Multi-omics data analysis for biological discovery: The Computational Epigenetics Lab does integrative data analysis to understand how cells translate epigenetic information into transcriptional regulation and eventually into phenotypical manifestation. The team focuses on leveraging DNA methylation as a robust readout of the chromatin state and cell identity.

Biomarkers discovery for medical applications: The Computational Epigenetics Lab develops biomarkers and diagnostic methods to aid translational research of childhood disease, including pediatric malignancies, developmental abnormalities, cognitive deficits, and infectious disease.

Project Highlights

  • Highly proliferative tissue such as cancer is known for having undergone DNA methylation loss in adult humans. Through analyzing hundreds of human and mice methylomes, Dr. Zhou and his colleagues provided evidences to support mitotic division as the primary driving force of this DNA methylation attrition (Nature Genetics, 2018).
  • Infinium microarray has been the primary workhorse of DNA methylation assay. Dr. Zhou and his colleagues comprehensively characterized this array and identified its novel usage (Nucleic Acids Res, 2017). The team developed critical statistical methods that lower Type-I error rate in signal detection calling of this array (Nucleic Acids Res, 2018).
  • DNA methylation hypomethylating agent has been proposed as an effective adjuvant therapeutics for cancer immunotherapy. Dr. Zhou and his colleagues have performed data analysis and cell experiments to investigate DNMTi-ascorbate combination treatment for leukemia and MDS patients (PNAS, 2016).
  • Ambiguity in variant annotation has been hampering the implementation of precision medicine. Dr. Zhou developed a fuzzy searching algorithm that allows scientists to process and reverse-inference the genomic variants based on isoform-specific notations (Nature Methods, 2015).
  • DNA methylation is involved in genomic imprinting and is usually subject to strong purifying selection in the human population. Dr. Zhou and his colleagues identified nc886 genomic imprinting as a prominent example of polymorphic imprinting and linked its imprinting status to multiple human disease phenotypes (PNAS, 2018).

Wanding Zhou, PhD

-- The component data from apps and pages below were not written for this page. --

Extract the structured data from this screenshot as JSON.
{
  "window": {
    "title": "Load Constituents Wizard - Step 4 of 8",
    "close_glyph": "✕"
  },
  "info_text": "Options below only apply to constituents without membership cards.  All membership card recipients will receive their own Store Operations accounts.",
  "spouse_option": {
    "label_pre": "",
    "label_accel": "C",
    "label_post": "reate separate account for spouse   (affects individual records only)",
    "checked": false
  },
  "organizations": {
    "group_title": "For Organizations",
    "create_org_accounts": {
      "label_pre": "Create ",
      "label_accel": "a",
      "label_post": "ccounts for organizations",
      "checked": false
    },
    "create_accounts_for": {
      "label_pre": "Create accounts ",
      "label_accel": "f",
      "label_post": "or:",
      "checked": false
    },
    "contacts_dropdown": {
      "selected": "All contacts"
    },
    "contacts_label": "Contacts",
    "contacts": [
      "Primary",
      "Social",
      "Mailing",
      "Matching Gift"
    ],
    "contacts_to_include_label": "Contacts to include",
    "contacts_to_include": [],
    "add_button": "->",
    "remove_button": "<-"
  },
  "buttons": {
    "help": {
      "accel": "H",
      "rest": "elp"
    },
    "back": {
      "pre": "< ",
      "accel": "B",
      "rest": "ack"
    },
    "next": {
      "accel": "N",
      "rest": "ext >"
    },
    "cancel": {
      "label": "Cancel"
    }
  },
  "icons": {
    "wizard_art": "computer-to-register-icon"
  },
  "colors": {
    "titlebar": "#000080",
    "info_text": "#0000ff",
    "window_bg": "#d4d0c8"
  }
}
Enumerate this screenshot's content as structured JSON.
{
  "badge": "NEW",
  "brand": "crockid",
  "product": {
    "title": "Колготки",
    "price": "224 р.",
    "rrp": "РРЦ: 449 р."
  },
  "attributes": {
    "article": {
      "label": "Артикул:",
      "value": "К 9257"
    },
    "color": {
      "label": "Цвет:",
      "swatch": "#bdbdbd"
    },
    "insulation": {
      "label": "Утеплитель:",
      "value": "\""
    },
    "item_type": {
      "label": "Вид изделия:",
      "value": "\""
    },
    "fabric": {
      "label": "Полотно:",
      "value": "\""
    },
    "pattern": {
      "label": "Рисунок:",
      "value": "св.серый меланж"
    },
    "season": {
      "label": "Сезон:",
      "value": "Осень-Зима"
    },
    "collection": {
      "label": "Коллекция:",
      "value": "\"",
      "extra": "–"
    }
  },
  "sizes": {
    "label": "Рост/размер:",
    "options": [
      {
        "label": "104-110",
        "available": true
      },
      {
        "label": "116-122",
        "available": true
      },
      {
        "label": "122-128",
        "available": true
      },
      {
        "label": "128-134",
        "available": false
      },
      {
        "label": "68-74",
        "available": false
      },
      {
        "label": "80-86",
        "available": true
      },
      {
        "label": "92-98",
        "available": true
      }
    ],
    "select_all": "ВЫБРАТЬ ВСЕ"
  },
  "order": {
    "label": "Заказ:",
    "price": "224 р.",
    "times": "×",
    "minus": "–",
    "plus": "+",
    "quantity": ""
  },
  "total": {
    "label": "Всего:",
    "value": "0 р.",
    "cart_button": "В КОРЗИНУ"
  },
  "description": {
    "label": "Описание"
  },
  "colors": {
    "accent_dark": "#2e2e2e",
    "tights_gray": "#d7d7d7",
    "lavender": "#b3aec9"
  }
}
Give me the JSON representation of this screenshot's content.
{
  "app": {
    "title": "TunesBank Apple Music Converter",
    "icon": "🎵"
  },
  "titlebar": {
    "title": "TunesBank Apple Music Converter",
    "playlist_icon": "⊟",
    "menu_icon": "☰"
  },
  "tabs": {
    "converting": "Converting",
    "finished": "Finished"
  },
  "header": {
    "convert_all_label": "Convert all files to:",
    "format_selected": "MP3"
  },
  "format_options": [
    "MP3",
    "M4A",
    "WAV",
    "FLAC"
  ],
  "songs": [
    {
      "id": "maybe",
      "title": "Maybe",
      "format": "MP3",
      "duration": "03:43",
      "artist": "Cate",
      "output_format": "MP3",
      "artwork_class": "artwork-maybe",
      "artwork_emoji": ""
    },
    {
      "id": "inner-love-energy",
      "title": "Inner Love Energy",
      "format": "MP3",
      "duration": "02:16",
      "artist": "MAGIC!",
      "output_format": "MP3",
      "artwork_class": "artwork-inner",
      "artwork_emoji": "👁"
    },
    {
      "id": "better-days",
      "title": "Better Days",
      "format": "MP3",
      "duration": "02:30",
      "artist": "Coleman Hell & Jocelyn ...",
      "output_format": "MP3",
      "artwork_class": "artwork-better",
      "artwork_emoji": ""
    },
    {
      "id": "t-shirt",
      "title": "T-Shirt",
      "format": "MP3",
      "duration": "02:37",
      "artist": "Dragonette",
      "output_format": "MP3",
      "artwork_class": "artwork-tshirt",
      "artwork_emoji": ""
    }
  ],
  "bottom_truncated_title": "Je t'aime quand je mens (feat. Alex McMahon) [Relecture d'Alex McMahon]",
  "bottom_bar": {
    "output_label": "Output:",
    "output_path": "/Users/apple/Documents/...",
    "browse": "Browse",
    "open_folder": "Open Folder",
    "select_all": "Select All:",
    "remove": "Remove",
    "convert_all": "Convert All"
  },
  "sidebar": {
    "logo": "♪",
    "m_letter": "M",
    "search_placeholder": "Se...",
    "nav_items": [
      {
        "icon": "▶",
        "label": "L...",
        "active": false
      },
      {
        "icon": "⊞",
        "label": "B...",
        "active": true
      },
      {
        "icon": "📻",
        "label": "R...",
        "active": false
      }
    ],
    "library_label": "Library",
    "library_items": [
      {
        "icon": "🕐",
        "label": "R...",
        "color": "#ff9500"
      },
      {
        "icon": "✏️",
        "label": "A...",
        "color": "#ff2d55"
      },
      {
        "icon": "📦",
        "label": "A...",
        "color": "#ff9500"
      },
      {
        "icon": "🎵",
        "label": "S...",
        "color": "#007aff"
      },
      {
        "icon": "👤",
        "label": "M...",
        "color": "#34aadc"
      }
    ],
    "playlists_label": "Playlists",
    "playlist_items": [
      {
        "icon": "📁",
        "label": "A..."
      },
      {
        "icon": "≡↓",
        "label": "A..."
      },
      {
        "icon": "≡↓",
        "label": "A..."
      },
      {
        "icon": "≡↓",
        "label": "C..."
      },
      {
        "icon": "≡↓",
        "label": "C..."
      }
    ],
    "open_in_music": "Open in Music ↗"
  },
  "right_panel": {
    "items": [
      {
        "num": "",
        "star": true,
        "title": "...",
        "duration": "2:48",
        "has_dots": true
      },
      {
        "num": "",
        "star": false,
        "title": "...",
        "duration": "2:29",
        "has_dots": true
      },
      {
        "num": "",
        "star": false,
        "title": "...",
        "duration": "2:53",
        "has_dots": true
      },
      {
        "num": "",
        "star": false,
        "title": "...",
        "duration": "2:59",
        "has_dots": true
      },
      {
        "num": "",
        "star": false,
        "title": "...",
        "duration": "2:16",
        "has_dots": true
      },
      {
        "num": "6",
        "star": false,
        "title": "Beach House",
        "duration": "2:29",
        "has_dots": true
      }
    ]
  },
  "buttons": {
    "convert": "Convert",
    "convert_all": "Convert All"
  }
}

Assistant Professor
Dr. Zhou’s outstanding research interests include mitosis-coupled DNA methylation drift and inference of cell-type-specific epigenetic signals. He developed multiple computational tools for analyzing DNA methylation data and has actively contributed to cancer genomics data analysis.